Parts of the NSW south and central coasts will have to endure another 24 hours of damaging winds, rain and huge waves as a second east coast low in as many weeks continues to pack a punch.
In Victoria, parts of west and south Gippsland have been told to brace for up to 75 millimetres of rain, while the far east of the state can expect up to 120 millimetres and a flood warning is in place.
NSW Bureau of Meteorology forecaster Shuang Wang said the deep low pressure system off the Illawarra coast was expected to remain slow moving on Monday, with peak wind gusts in excess of 90 km/h.
They were likely to extend to the coastal fringe of Sydney, and possibly the Central Coast, but are expected to gradually ease by Tuesday morning as the low weakened, BOM meteorologist Shuang Wang said.
“This system is weakening in trend but is still significant,” Ms Wang said. “By tomorrow evening [Tuesday] there will only be a remnant along the coast as it moves east.”
The system has already wreaked havoc along the coast with damage to at least 18 homes on the shoreline at Wamberal on the NSW central coast. Council workers piled up 150 rock-filled bags to stop further erosion and mitigate further damage to residents’ homes.
One Wamberal resident told the ABC: “We are very, very anxious. It has happened before and unfortunately it is happening again now where we have two east coast lows, basically back-to-back”.
“The next 24 or 36 hours is really critical because it is forecast that this will go on through the rest of the day and into tomorrow, so that is the critical period for us right now,” he said.
Transport services were also widely disrupted on Monday morning, with the Manly ferry service suspended and replaced by buses, and trains on the South Coast Line between Wollongong and Port Kembla on Monday were also suspended and replaced by buses due to flooding.

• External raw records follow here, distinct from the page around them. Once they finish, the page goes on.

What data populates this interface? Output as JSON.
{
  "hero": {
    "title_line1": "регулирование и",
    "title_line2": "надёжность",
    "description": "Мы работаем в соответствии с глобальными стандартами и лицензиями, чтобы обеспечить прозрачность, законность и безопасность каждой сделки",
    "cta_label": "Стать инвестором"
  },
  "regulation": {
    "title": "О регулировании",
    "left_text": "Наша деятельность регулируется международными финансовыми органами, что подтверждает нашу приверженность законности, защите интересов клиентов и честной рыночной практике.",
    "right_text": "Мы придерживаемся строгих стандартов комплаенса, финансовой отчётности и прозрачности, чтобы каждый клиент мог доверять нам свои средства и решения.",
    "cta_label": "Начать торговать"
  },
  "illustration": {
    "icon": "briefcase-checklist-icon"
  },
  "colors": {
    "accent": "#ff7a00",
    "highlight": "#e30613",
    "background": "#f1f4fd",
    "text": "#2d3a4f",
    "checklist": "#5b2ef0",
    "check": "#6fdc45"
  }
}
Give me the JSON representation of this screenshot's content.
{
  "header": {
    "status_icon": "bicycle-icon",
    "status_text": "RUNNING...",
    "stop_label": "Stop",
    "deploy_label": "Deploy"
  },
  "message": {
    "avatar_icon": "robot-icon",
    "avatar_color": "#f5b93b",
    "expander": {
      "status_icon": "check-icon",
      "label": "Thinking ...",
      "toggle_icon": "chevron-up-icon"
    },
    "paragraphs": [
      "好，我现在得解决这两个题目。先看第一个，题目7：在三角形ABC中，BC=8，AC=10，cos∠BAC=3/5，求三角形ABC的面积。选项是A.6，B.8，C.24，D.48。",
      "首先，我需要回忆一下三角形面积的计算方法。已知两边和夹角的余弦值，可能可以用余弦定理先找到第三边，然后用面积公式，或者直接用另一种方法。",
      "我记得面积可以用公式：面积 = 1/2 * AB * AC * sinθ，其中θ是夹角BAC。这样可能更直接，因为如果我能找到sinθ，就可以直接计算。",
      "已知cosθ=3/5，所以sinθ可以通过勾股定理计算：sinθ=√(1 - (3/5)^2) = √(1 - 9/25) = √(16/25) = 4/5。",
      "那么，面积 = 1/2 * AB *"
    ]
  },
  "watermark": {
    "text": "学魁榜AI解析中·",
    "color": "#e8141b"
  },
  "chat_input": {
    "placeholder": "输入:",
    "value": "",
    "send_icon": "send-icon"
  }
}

The SES warned the Hawkesbury might experience flash flooding also, while the Illawarra and South Coast regions are on high flood alert.
The BOM said locations that might be affected include Sydney, Wollongong, Nowra, Bowral, Batemans Bay and Eden.
Earlier, the BOM said multiple locations across NSW’s south east had recorded more than 100 millimetres of rain in the 24 hours to 9am on Monday, triggering flash flooding and numerous rescues.
Sydney’s Observatory Hill clocked about 72 millimetres of rainfall from 9am Sunday, while Sydney’s Olympic Park had 76.2 millimetres.
In the Sydney basin, Wahroonga received 114 millimetres, while Prospect, south-west of Blacktown, received 101 millimetres.
Elsewhere, Nords Wharf had top falls since 9am Sunday, with 187.5 millimetres falling in the Lake Macquarie suburb.
Jervis Bay had 178.6 millimetres of rain, while Wyee on the Central Coast has received 167.5 millimetres.
The SES have recorded more than 1000 requests for assistance since Saturday, commissioner Carlene York said, including 560 calls from the northern and central coasts.
“The weather conditions have created some risk for our community, particularly in relation to damaged roofs, fallen trees and an increased call for sandbagging across the coastal areas,” Ms York said on Monday.
“We expect some increased winds … that again will bring risk to trees down and perhaps wires down and impacts on electricity services.”
The SES commissioner also said there had been more than 20 flood rescues since Saturday.
Weatherzone meteorologist Ben Domensino said they had recorded some “high impact weather” along eastern Australia with a total of 200-250 millimetres of rain in south-east Queensland and eastern NSW in the past few days.
Wave heights of almost 11 metres and wind speeds of 110km/h were recorded near Bateman’s Bay on Monday morning.